The correct answer is..DO ALL OF IT!! Your hands will be moving the most when you are playing Guard Retention. Fast hands win fights!
Here’s the video I made that breaks down the Guard Retention GUT.
And now, here’s the shocking finale. Ultimately, this is so surprising that many of you may need a bucket near by when you hear it..
Guard Retention and Guard Attacks ARE TWO DIFFERENT THINGS!!
BJJ Basics: Guard Retention VS Guard Attacks
That’s right…Guard Retention and Guard Attacks are two completely different strategies.
If you’re confused, great! You should be. This means that your Guard Retention is about to get 1000X better 😃
Guard Retention should be your #1 priority.
When you’re on bottom, you’re top priority is to stay safe. Thus, you always need to keep your wall up and point a frame towards your partner.
Only when you know you’re safe should you look for Guard Attacks. Particularly, you’re looking for your partner’s arms, legs and neck to control. Guard Attacks are simply controls on your partner’s arms, legs and neck. Your partner’s arms, legs and neck are levers for you to sweep or submit your partner with.
This all come back to our very first principle that Jiu Jitsu is just stick fighting.
And the human body is just 5 sticks duct taped together.
When you’re attacking, you’re always fighting to turn frames into levers
And when you’re defending, You’re always looking to turn levers back into frames.
Meaning, if you can turn your partner’s arm, leg or neck into a lever; THEN, attack..
If you can’t; then you need to focus on maintaining your frames and focus on Guard Retention.
The Spine As A Lever
Let’s look at the two examples below to see how my partner’s spine can be used as a lever.
In this picture I’m trying to pull my partner, Stephan, down; but, remember what frames are. Frames stop motion. If I can’t move Stephan; then, there’s no lever; and thus, no attack.
In contrast, if I can move my partner, then I have a lever.
And now, I can attack with a Triangle Choke if I want.
Let’s look at another example.
The image below shows how I’ve pulled my partner’s head down to create a lever out of his spine.
No, I can attack with a sweep and follow up with a Guillotine Choke from Mount.
The Legs As A Lever
Now, let’s look at how you can use your partner’s legs as levers.
In the image below, I have my partner in X-Guard. Even though this is considered by many to be a good position for me, both of my partner’s feet are on the ground and his legs are strong frames.

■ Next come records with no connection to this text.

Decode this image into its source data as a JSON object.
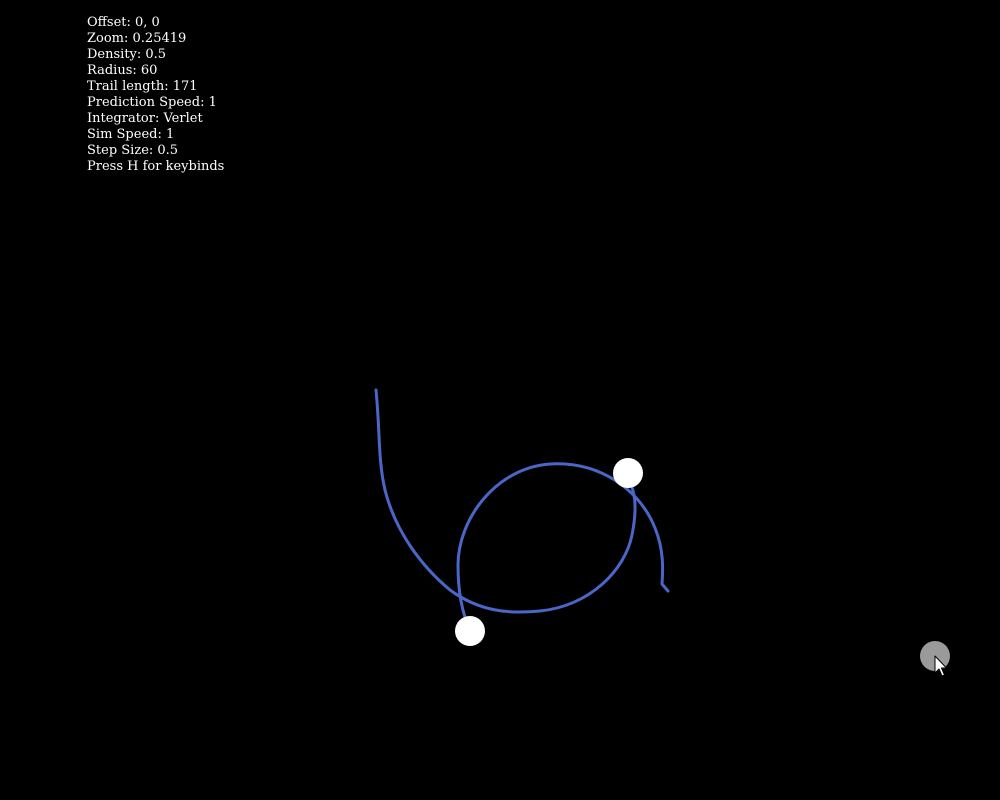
{
  "hud": {
    "lines": [
      "Offset: 0, 0",
      "Zoom: 0.25419",
      "Density: 0.5",
      "Radius: 60",
      "Trail length: 171",
      "Prediction Speed: 1",
      "Integrator: Verlet",
      "Sim Speed: 1",
      "Step Size: 0.5",
      "Press H for keybinds"
    ]
  },
  "scene": {
    "background_color": "#000000",
    "trail_color": "#4a67c8",
    "body_color": "#ffffff",
    "cursor_ghost_color": "#9a9a9a",
    "icons": [
      "mouse-pointer-icon"
    ]
  }
}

If I stay here without attacking my partner, he’ll eventually pass my Guard. And smash me with his knee.
Guard Attacks are all about trying to win a lever.
In this case, I need to kick with feet so my partner’s foot comes off the ground so the frame that was once his leg, becomes a lever for my control.
Once I have my partner’s leg as a lever, now I can use that lever to control my partner and sweep him over.
Jiu Jitsu is a constant dance between Guard Retention and Guard Attack. With a greater prioritization placed on Guard Retention.
That should be your winning strategy. To always establish frames and maintain your Guard; and then, opportunistically look for levers to grab onto so you can sweep or submit your partner.
Here’s my latest video that breaks it all down.
Summary Of The BJJ Basics Guard Retention System
So, in conclusion of our BJJ Basics Guard Retention series, we have the entire topic of how to keep your Guard and how to attack from your Guard neatly wrapped up on a single blog article.
Jiu Jitsu is just stick fighting:
- It’s simply turning frames into levers.
- And levers into frames.
There’s 4 types of Guard Passes:
Guard Retention GUT:
If this helped your Guard game even the slightest bit, I would totally appreciate you sharing this article with your friends and training partners 😊